** GOAL OF THE EXERCISE **
Below are records; report the number of lines in them that include the word "title", with no other text.

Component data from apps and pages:
##############################

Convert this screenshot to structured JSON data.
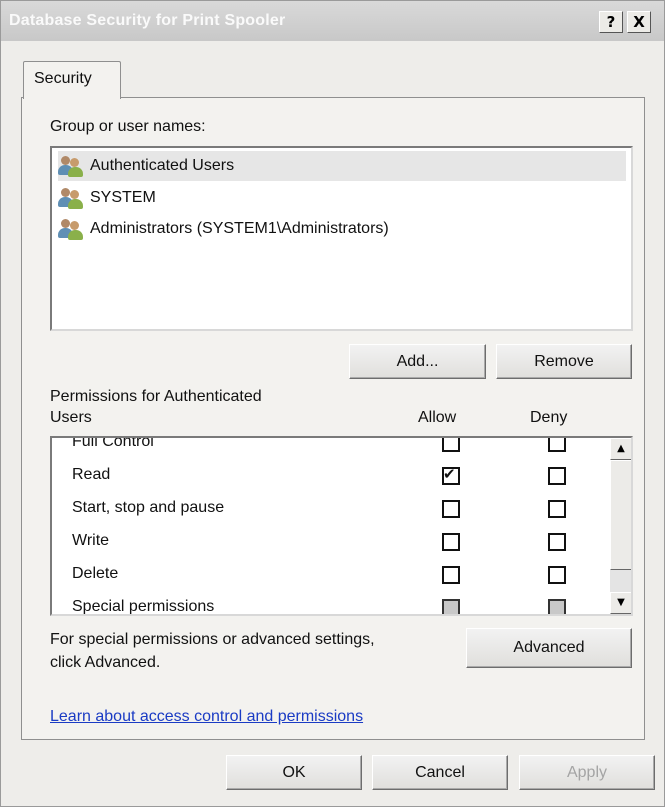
{
  "window": {
    "title": "Database Security for Print Spooler",
    "help_label": "?",
    "close_label": "X"
  },
  "tabs": [
    {
      "label": "Security",
      "selected": true
    }
  ],
  "security": {
    "group_label": "Group or user names:",
    "users": [
      {
        "name": "Authenticated Users",
        "selected": true,
        "icon": "users-icon"
      },
      {
        "name": "SYSTEM",
        "selected": false,
        "icon": "users-icon"
      },
      {
        "name": "Administrators (SYSTEM1\\Administrators)",
        "selected": false,
        "icon": "users-icon"
      }
    ],
    "add_label": "Add...",
    "remove_label": "Remove",
    "perm_label_line1": "Permissions for Authenticated",
    "perm_label_line2": "Users",
    "allow_header": "Allow",
    "deny_header": "Deny",
    "permissions": [
      {
        "name": "Full Control",
        "allow": false,
        "deny": false,
        "allow_gray": false,
        "deny_gray": false
      },
      {
        "name": "Read",
        "allow": true,
        "deny": false,
        "allow_gray": false,
        "deny_gray": false
      },
      {
        "name": "Start, stop and pause",
        "allow": false,
        "deny": false,
        "allow_gray": false,
        "deny_gray": false
      },
      {
        "name": "Write",
        "allow": false,
        "deny": false,
        "allow_gray": false,
        "deny_gray": false
      },
      {
        "name": "Delete",
        "allow": false,
        "deny": false,
        "allow_gray": false,
        "deny_gray": false
      },
      {
        "name": "Special permissions",
        "allow": false,
        "deny": false,
        "allow_gray": true,
        "deny_gray": true
      }
    ],
    "special_text_line1": "For special permissions or advanced settings,",
    "special_text_line2": "click Advanced.",
    "advanced_label": "Advanced",
    "learn_link": "Learn about access control and permissions"
  },
  "footer": {
    "ok_label": "OK",
    "cancel_label": "Cancel",
    "apply_label": "Apply"
  },
  "colors": {
    "link": "#1a3bc4",
    "dialog_bg": "#eeedea"
  }
}
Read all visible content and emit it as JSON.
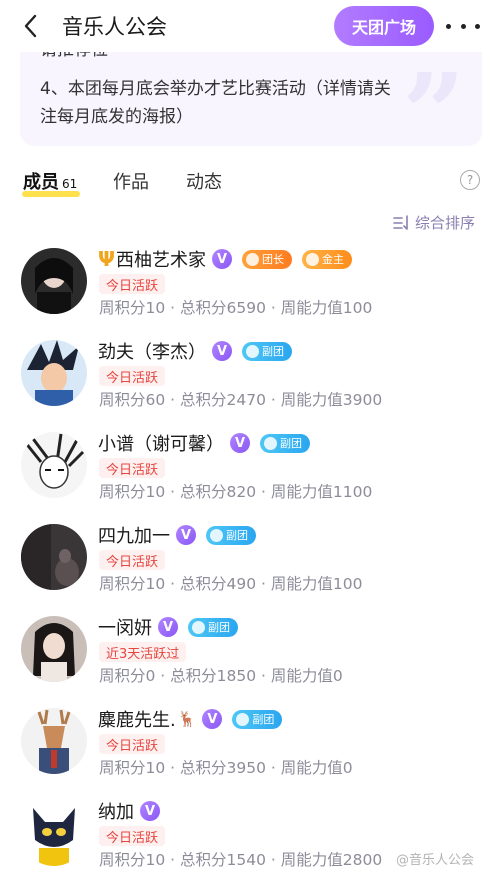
{
  "header": {
    "title": "音乐人公会",
    "action_button": "天团广场"
  },
  "notice": {
    "clipped_line": "请推荐位",
    "line1": "4、本团每月底会举办才艺比赛活动（详情请关",
    "line2": "注每月底发的海报）"
  },
  "tabs": {
    "members_label": "成员",
    "members_count": "61",
    "works_label": "作品",
    "feed_label": "动态",
    "help": "?"
  },
  "sort": {
    "label": "综合排序"
  },
  "members": [
    {
      "name": "西柚艺术家",
      "prefix": "Ψ",
      "verified": "V",
      "roles": [
        {
          "label": "团长",
          "kind": "leader"
        },
        {
          "label": "金主",
          "kind": "gold"
        }
      ],
      "activity": "今日活跃",
      "stats": "周积分10 · 总积分6590 · 周能力值100"
    },
    {
      "name": "劲夫（李杰）",
      "verified": "V",
      "roles": [
        {
          "label": "副团",
          "kind": "vice"
        }
      ],
      "activity": "今日活跃",
      "stats": "周积分60 · 总积分2470 · 周能力值3900"
    },
    {
      "name": "小谱（谢可馨）",
      "verified": "V",
      "roles": [
        {
          "label": "副团",
          "kind": "vice"
        }
      ],
      "activity": "今日活跃",
      "stats": "周积分10 · 总积分820 · 周能力值1100"
    },
    {
      "name": "四九加一",
      "verified": "V",
      "roles": [
        {
          "label": "副团",
          "kind": "vice"
        }
      ],
      "activity": "今日活跃",
      "stats": "周积分10 · 总积分490 · 周能力值100"
    },
    {
      "name": "一闵妍",
      "verified": "V",
      "roles": [
        {
          "label": "副团",
          "kind": "vice"
        }
      ],
      "activity": "近3天活跃过",
      "stats": "周积分0 · 总积分1850 · 周能力值0"
    },
    {
      "name": "麋鹿先生.",
      "suffix": "🦌",
      "verified": "V",
      "roles": [
        {
          "label": "副团",
          "kind": "vice"
        }
      ],
      "activity": "今日活跃",
      "stats": "周积分10 · 总积分3950 · 周能力值0"
    },
    {
      "name": "纳加",
      "verified": "V",
      "roles": [],
      "activity": "今日活跃",
      "stats": "周积分10 · 总积分1540 · 周能力值2800"
    }
  ],
  "watermark": "@音乐人公会",
  "colors": {
    "accent": "#9a5bff",
    "active_tag_bg": "#fff0f0",
    "active_tag_text": "#e6463f",
    "tab_underline": "#ffe14d"
  }
}
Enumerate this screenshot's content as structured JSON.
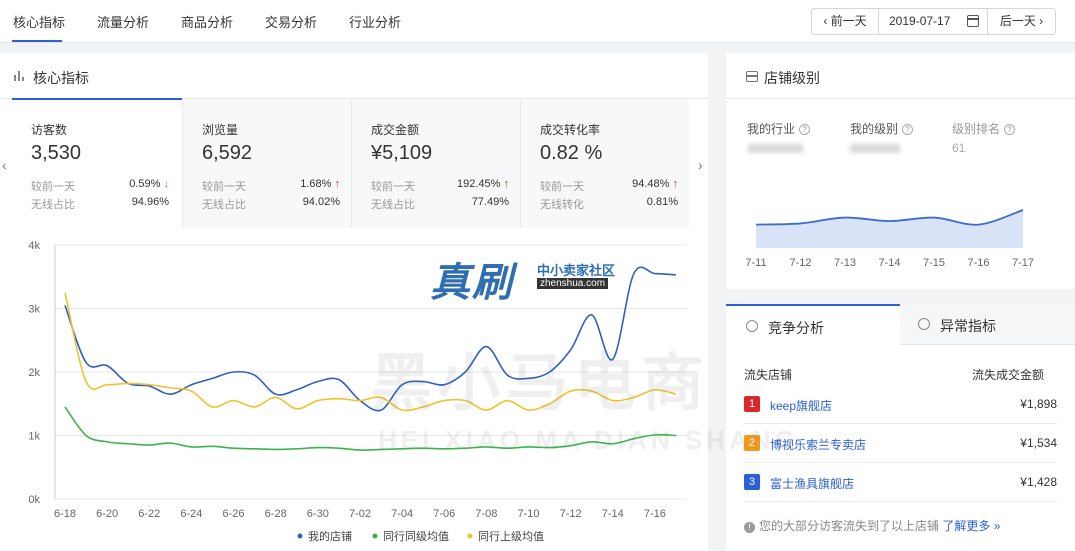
{
  "nav": {
    "tabs": [
      {
        "label": "核心指标"
      },
      {
        "label": "流量分析"
      },
      {
        "label": "商品分析"
      },
      {
        "label": "交易分析"
      },
      {
        "label": "行业分析"
      }
    ],
    "prev_label": "‹ 前一天",
    "date": "2019-07-17",
    "next_label": "后一天 ›"
  },
  "core": {
    "title": "核心指标",
    "metrics": [
      {
        "label": "访客数",
        "value": "3,530",
        "row1_label": "较前一天",
        "row1_value": "0.59%",
        "row1_arrow": "↓",
        "row2_label": "无线占比",
        "row2_value": "94.96%"
      },
      {
        "label": "浏览量",
        "value": "6,592",
        "row1_label": "较前一天",
        "row1_value": "1.68%",
        "row1_arrow": "↑",
        "row2_label": "无线占比",
        "row2_value": "94.02%"
      },
      {
        "label": "成交金额",
        "value": "¥5,109",
        "row1_label": "较前一天",
        "row1_value": "192.45%",
        "row1_arrow": "↑",
        "row2_label": "无线占比",
        "row2_value": "77.49%"
      },
      {
        "label": "成交转化率",
        "value": "0.82 %",
        "row1_label": "较前一天",
        "row1_value": "94.48%",
        "row1_arrow": "↑",
        "row2_label": "无线转化",
        "row2_value": "0.81%"
      }
    ],
    "pager_prev": "‹",
    "pager_next": "›"
  },
  "chart_data": {
    "type": "line",
    "yticks": [
      "0k",
      "1k",
      "2k",
      "3k",
      "4k"
    ],
    "ylim": [
      0,
      4000
    ],
    "x": [
      "6-18",
      "6-19",
      "6-20",
      "6-21",
      "6-22",
      "6-23",
      "6-24",
      "6-25",
      "6-26",
      "6-27",
      "6-28",
      "6-29",
      "6-30",
      "7-01",
      "7-02",
      "7-03",
      "7-04",
      "7-05",
      "7-06",
      "7-07",
      "7-08",
      "7-09",
      "7-10",
      "7-11",
      "7-12",
      "7-13",
      "7-14",
      "7-15",
      "7-16",
      "7-17"
    ],
    "xticks": [
      "6-18",
      "6-20",
      "6-22",
      "6-24",
      "6-26",
      "6-28",
      "6-30",
      "7-02",
      "7-04",
      "7-06",
      "7-08",
      "7-10",
      "7-12",
      "7-14",
      "7-16"
    ],
    "series": [
      {
        "name": "我的店铺",
        "color": "#2f5fc4",
        "values": [
          3050,
          2150,
          2100,
          1820,
          1780,
          1650,
          1800,
          1900,
          2000,
          1950,
          1650,
          1720,
          1850,
          1880,
          1550,
          1400,
          1800,
          1850,
          1800,
          2000,
          2400,
          1950,
          1900,
          2000,
          2350,
          2900,
          2200,
          3550,
          3550,
          3530
        ]
      },
      {
        "name": "同行同级均值",
        "color": "#3cb44b",
        "values": [
          1450,
          1000,
          900,
          870,
          850,
          880,
          820,
          830,
          800,
          790,
          780,
          790,
          810,
          800,
          770,
          780,
          790,
          800,
          790,
          800,
          820,
          800,
          820,
          810,
          840,
          900,
          870,
          950,
          1010,
          1000
        ]
      },
      {
        "name": "同行上级均值",
        "color": "#f2c12e",
        "values": [
          3250,
          1850,
          1800,
          1820,
          1800,
          1750,
          1700,
          1450,
          1550,
          1450,
          1600,
          1420,
          1550,
          1580,
          1550,
          1600,
          1400,
          1450,
          1550,
          1550,
          1400,
          1550,
          1400,
          1500,
          1700,
          1700,
          1550,
          1600,
          1720,
          1650
        ]
      }
    ]
  },
  "shop_level": {
    "title": "店铺级别",
    "industry_label": "我的行业",
    "level_label": "我的级别",
    "rank_label": "级别排名",
    "rank_value": "61",
    "mini_chart": {
      "x": [
        "7-11",
        "7-12",
        "7-13",
        "7-14",
        "7-15",
        "7-16",
        "7-17"
      ],
      "values": [
        40,
        42,
        52,
        46,
        52,
        40,
        65
      ],
      "color": "#3a6bd0"
    }
  },
  "competition": {
    "tab_active": "竞争分析",
    "tab_other": "异常指标",
    "col_shop": "流失店铺",
    "col_amount": "流失成交金额",
    "rows": [
      {
        "rank": "1",
        "name": "keep旗舰店",
        "amount": "¥1,898",
        "color": "#d9282b"
      },
      {
        "rank": "2",
        "name": "博视乐索兰专卖店",
        "amount": "¥1,534",
        "color": "#f29a1a"
      },
      {
        "rank": "3",
        "name": "富士渔具旗舰店",
        "amount": "¥1,428",
        "color": "#2a5fd6"
      }
    ],
    "footer_text": "您的大部分访客流失到了以上店铺",
    "footer_link": "了解更多 »"
  },
  "watermark": {
    "brand_cn": "真刷",
    "brand_sub": "中小卖家社区",
    "brand_url": "zhenshua.com",
    "big_text": "黑小马电商",
    "pinyin": "HEI XIAO MA DIAN SHANG"
  }
}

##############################

** OUTPUT OF THE TASK **
4